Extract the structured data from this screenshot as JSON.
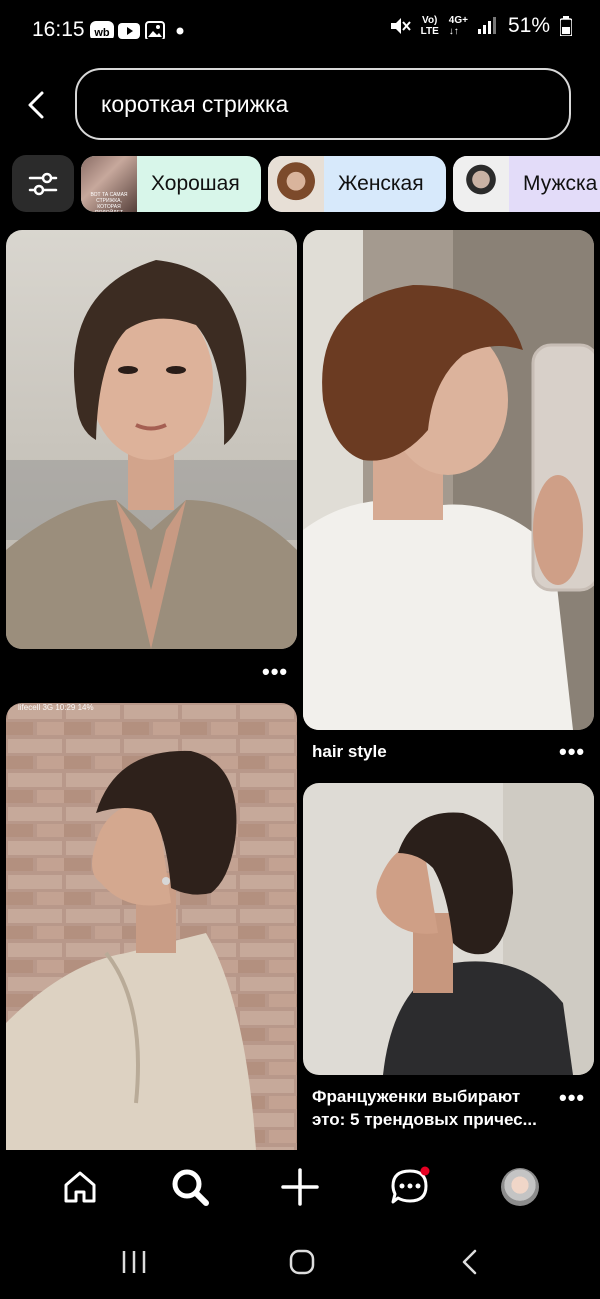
{
  "status_bar": {
    "time": "16:15",
    "network_label_top": "Vo)",
    "network_label_bottom": "LTE",
    "network_type": "4G+",
    "battery": "51%",
    "icons": [
      "wb-icon",
      "youtube-icon",
      "gallery-icon",
      "dot-icon",
      "mute-icon",
      "signal-icon",
      "battery-icon"
    ]
  },
  "search": {
    "query": "короткая стрижка"
  },
  "filter_chips": [
    {
      "label": "Хорошая",
      "bg": "#d8f6ea",
      "thumb_text": "ВОТ ТА САМАЯ СТРИЖКА, КОТОРАЯ ПОДОЙДЕТ"
    },
    {
      "label": "Женская",
      "bg": "#d7e9fb",
      "thumb_text": ""
    },
    {
      "label": "Мужска",
      "bg": "#e3dcf9",
      "thumb_text": ""
    }
  ],
  "pins": {
    "left": [
      {
        "title": "",
        "more": "•••"
      },
      {
        "title": "",
        "overlay_status": "lifecell 3G   10:29   14%"
      }
    ],
    "right": [
      {
        "title": "hair style",
        "more": "•••"
      },
      {
        "title": "Француженки выбирают это: 5 трендовых причес...",
        "more": "•••"
      }
    ]
  },
  "bottom_nav": {
    "items": [
      "home-icon",
      "search-icon",
      "create-icon",
      "messages-icon",
      "profile-avatar"
    ],
    "active": "search-icon",
    "notification_color": "#e60023"
  },
  "system_nav": [
    "recent-apps-icon",
    "home-circle-icon",
    "back-icon"
  ]
}
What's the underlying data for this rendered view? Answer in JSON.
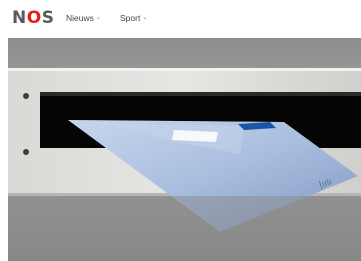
{
  "header": {
    "logo_text": [
      "N",
      "O",
      "S"
    ],
    "nav": [
      {
        "label": "Nieuws",
        "chevron": "chevron-down-icon"
      },
      {
        "label": "Sport",
        "chevron": "chevron-down-icon"
      }
    ]
  },
  "colors": {
    "brand_red": "#e61e14",
    "logo_gray": "#5a5a5a"
  }
}
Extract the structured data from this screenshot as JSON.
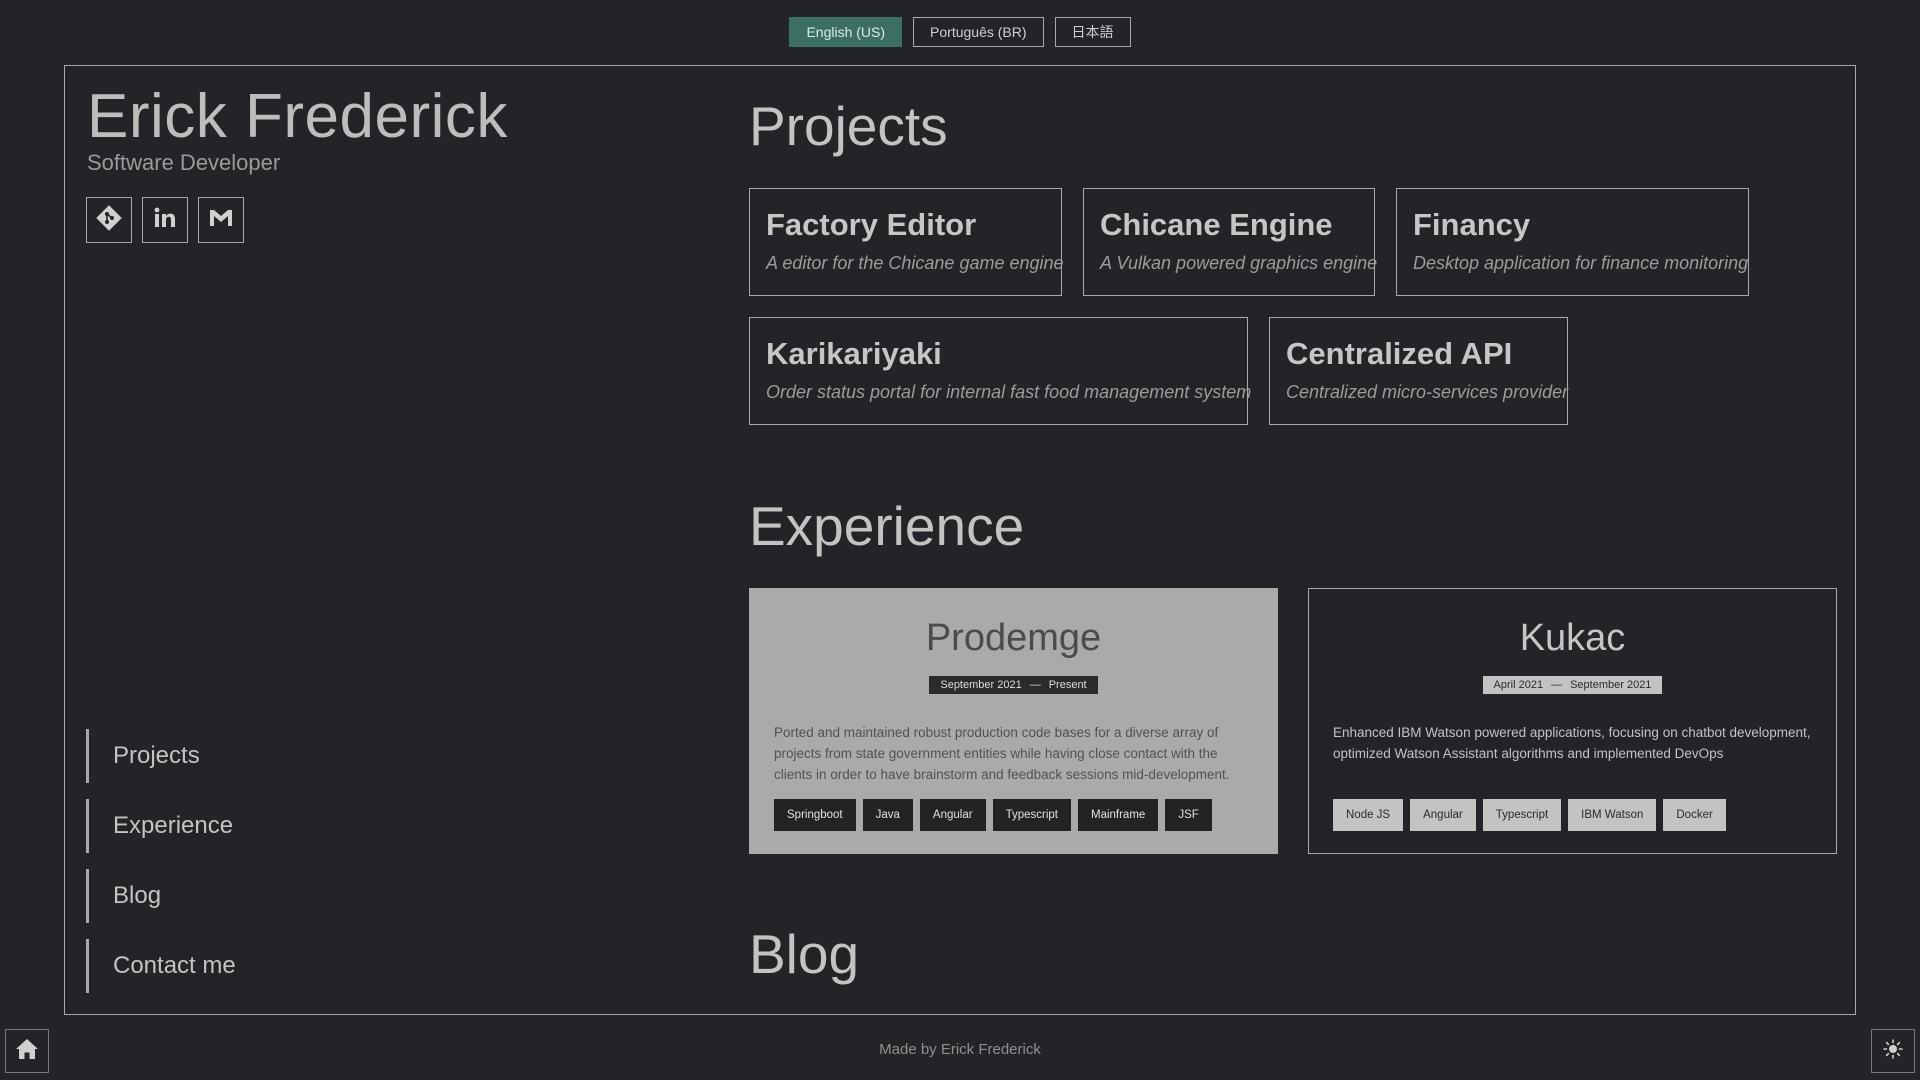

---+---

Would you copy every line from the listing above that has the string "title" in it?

## [Result below]
        "title": "",
        "title": "",
        "title": "hair style",
        "title": "Француженки выбирают это: 5 трендовых причес...",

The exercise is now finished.